(Interface dataset entries)
--------

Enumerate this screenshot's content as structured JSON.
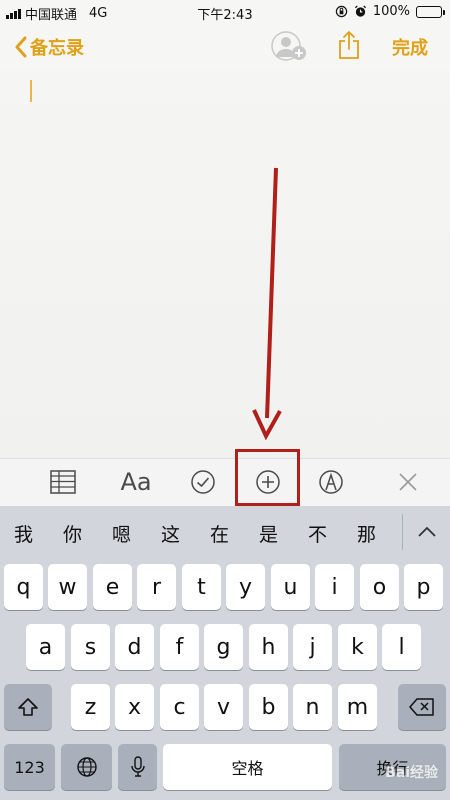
{
  "status_bar": {
    "carrier": "中国联通",
    "network": "4G",
    "time": "下午2:43",
    "battery_percent": "100%",
    "battery_level": 1.0
  },
  "nav": {
    "back_label": "备忘录",
    "done_label": "完成",
    "accent_color": "#e0a118"
  },
  "note": {
    "content": ""
  },
  "toolbar": {
    "items": [
      {
        "name": "table-icon"
      },
      {
        "name": "format",
        "label": "Aa"
      },
      {
        "name": "checklist-icon"
      },
      {
        "name": "add-icon"
      },
      {
        "name": "markup-icon"
      },
      {
        "name": "close-icon"
      }
    ],
    "highlight_color": "#b01f1a"
  },
  "candidates": [
    "我",
    "你",
    "嗯",
    "这",
    "在",
    "是",
    "不",
    "那"
  ],
  "keyboard": {
    "row1": [
      "q",
      "w",
      "e",
      "r",
      "t",
      "y",
      "u",
      "i",
      "o",
      "p"
    ],
    "row2": [
      "a",
      "s",
      "d",
      "f",
      "g",
      "h",
      "j",
      "k",
      "l"
    ],
    "row3": [
      "z",
      "x",
      "c",
      "v",
      "b",
      "n",
      "m"
    ],
    "numbers_label": "123",
    "space_label": "空格",
    "return_label": "换行"
  },
  "watermark": "Bai经验"
}
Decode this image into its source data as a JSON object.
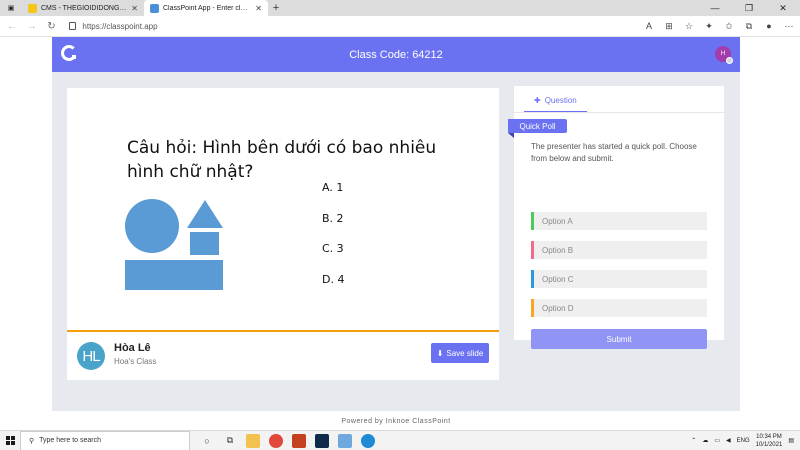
{
  "browser": {
    "tabs": [
      {
        "title": "CMS - THEGIOIDIDONG.COM",
        "favicon_color": "#f5c518"
      },
      {
        "title": "ClassPoint App - Enter class code",
        "favicon_color": "#4a90d9"
      }
    ],
    "new_tab": "+",
    "url": "https://classpoint.app"
  },
  "header": {
    "class_code": "Class Code: 64212",
    "avatar_initial": "H"
  },
  "slide": {
    "question": "Câu hỏi: Hình bên dưới có bao nhiêu hình chữ nhật?",
    "answers": [
      "A. 1",
      "B. 2",
      "C. 3",
      "D. 4"
    ],
    "shape_color": "#5b9bd5"
  },
  "presenter": {
    "initials": "HL",
    "name": "Hòa Lê",
    "class_name": "Hoa's Class",
    "save_button": "Save slide"
  },
  "panel": {
    "tab_label": "Question",
    "badge": "Quick Poll",
    "instructions": "The presenter has started a quick poll. Choose from below and submit.",
    "options": [
      {
        "label": "Option A",
        "color": "#4ccb5b"
      },
      {
        "label": "Option B",
        "color": "#f06b8e"
      },
      {
        "label": "Option C",
        "color": "#2b9bd6"
      },
      {
        "label": "Option D",
        "color": "#f5a623"
      }
    ],
    "submit_label": "Submit"
  },
  "footer": {
    "powered_by": "Powered by Inknoe ClassPoint"
  },
  "taskbar": {
    "search_placeholder": "Type here to search",
    "language": "ENG",
    "time": "10:34 PM",
    "date": "10/1/2021"
  },
  "colors": {
    "accent": "#6b72f2",
    "slide_border": "#f59e0b"
  }
}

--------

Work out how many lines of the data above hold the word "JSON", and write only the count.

2